Background: Failure to comply with clinical protocols and failure of communication to ensure delivery of the most appropriate timely clinical responses to patients whose conditions are acutely deteriorating have been shown to be significant causative factors associated with inhospital adverse events.
Objective: To determine whether automated clinical alerts increase compliance with an Early Warning Score (EWS) protocol and improve patient outcomes.
Methods: We performed a historically controlled study of bedside electronic capture of observations and automated clinical alerts. The primary outcome measure was hospital length of stay (LOS); secondary outcome measures were compliance with the EWS protocol, cardiac arrest incidence, critical care utilisation and hospital mortality.
Results: Between baseline and intervention, 1481 consecutive patients were recruited generating 13 668 observation sets. There was a reduction in hospital LOS between the baseline and alert phase (9.7 days v 6.9 days, P < 0.001). EWS accuracy improved from 81% to 100% with electronic calculation. Clinical attendance to patients with EWS 3, 4 or 5 increased from 29% at baseline to 78% with automated alerts (P < 0.001). For patients with an EWS > 5, clinical attendance increased from 67% at baseline to 96% with automatic alerts (P < 0.001).

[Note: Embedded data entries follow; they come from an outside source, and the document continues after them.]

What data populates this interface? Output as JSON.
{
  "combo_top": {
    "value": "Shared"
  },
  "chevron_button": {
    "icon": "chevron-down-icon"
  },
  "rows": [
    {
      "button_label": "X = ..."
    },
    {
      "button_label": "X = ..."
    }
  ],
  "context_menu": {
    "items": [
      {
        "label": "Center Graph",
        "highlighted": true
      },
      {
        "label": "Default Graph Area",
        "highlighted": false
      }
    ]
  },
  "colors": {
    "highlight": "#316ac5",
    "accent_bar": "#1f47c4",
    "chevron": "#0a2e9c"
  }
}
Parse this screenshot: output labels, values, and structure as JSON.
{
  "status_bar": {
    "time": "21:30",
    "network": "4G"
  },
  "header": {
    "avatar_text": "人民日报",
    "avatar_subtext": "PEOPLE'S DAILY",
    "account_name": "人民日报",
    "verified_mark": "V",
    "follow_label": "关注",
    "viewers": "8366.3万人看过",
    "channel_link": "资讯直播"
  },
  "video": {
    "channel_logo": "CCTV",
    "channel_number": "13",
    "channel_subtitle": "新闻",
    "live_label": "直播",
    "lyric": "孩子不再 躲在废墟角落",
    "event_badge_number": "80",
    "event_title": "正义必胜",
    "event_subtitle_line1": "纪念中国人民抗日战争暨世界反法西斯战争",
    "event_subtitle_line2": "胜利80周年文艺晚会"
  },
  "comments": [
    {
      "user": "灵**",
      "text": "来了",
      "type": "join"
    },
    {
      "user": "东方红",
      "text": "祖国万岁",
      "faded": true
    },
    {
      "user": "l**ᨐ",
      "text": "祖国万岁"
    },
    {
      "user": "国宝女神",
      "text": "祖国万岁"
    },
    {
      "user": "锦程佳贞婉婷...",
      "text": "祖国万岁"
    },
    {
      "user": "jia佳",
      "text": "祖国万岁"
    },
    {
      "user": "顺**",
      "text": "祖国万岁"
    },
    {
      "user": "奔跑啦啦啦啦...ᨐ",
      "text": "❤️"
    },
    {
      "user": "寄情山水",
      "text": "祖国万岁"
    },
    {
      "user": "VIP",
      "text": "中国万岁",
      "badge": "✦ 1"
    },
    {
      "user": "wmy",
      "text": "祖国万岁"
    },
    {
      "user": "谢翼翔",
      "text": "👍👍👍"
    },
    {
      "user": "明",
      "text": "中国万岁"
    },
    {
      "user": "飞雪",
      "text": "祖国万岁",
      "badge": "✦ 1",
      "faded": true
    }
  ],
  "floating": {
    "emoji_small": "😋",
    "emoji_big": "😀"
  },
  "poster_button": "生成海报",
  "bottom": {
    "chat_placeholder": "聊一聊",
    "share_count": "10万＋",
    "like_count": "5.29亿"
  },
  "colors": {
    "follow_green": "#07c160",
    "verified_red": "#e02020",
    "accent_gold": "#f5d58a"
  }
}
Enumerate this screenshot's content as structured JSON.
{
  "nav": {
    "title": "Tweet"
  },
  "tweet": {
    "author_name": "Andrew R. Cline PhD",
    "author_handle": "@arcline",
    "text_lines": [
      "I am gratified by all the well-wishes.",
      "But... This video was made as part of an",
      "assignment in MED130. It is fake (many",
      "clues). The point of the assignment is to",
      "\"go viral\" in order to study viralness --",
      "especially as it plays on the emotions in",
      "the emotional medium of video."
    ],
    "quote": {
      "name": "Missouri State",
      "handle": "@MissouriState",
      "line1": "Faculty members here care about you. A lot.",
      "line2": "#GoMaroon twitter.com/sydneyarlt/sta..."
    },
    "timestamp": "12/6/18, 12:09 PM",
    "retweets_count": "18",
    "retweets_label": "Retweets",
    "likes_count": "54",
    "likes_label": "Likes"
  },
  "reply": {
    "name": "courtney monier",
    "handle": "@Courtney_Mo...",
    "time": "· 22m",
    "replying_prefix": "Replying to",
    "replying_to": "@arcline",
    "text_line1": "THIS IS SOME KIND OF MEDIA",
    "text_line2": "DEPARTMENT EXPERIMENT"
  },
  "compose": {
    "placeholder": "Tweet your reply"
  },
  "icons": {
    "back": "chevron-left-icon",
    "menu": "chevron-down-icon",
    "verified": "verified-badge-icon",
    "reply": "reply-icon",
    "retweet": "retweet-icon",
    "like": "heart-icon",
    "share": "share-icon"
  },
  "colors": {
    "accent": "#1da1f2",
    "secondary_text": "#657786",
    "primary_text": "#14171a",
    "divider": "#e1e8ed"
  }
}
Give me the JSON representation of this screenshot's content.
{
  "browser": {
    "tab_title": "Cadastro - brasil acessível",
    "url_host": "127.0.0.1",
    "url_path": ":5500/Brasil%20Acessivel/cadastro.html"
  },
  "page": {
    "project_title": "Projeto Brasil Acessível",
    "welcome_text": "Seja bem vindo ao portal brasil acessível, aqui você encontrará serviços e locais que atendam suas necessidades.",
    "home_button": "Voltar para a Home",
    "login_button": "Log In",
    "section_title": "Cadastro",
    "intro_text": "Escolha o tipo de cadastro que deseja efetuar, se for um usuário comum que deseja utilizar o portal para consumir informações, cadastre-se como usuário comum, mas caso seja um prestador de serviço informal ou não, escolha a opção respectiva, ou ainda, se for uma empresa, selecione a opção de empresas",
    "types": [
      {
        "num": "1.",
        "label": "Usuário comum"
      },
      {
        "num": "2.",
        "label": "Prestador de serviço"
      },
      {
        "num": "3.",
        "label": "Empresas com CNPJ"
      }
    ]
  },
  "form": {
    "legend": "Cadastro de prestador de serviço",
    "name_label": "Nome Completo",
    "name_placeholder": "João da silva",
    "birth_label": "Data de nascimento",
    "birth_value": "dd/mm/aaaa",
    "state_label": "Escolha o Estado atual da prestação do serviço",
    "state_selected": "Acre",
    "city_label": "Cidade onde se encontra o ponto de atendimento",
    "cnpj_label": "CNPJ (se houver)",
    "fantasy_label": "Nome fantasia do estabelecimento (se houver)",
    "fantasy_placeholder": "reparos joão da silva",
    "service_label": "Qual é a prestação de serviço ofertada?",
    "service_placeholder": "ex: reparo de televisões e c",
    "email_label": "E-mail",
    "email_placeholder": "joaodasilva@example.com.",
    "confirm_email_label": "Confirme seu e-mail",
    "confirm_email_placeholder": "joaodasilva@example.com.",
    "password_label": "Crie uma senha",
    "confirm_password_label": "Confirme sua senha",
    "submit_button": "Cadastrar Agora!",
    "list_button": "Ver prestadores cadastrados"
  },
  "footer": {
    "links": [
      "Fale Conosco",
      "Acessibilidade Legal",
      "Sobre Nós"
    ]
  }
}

Conclusions: Electronic recording of patient observations linked to a computer system that calculates patient risk and then issues automatic graded alerts can improve clinical attendance to unstable general medical ward patients.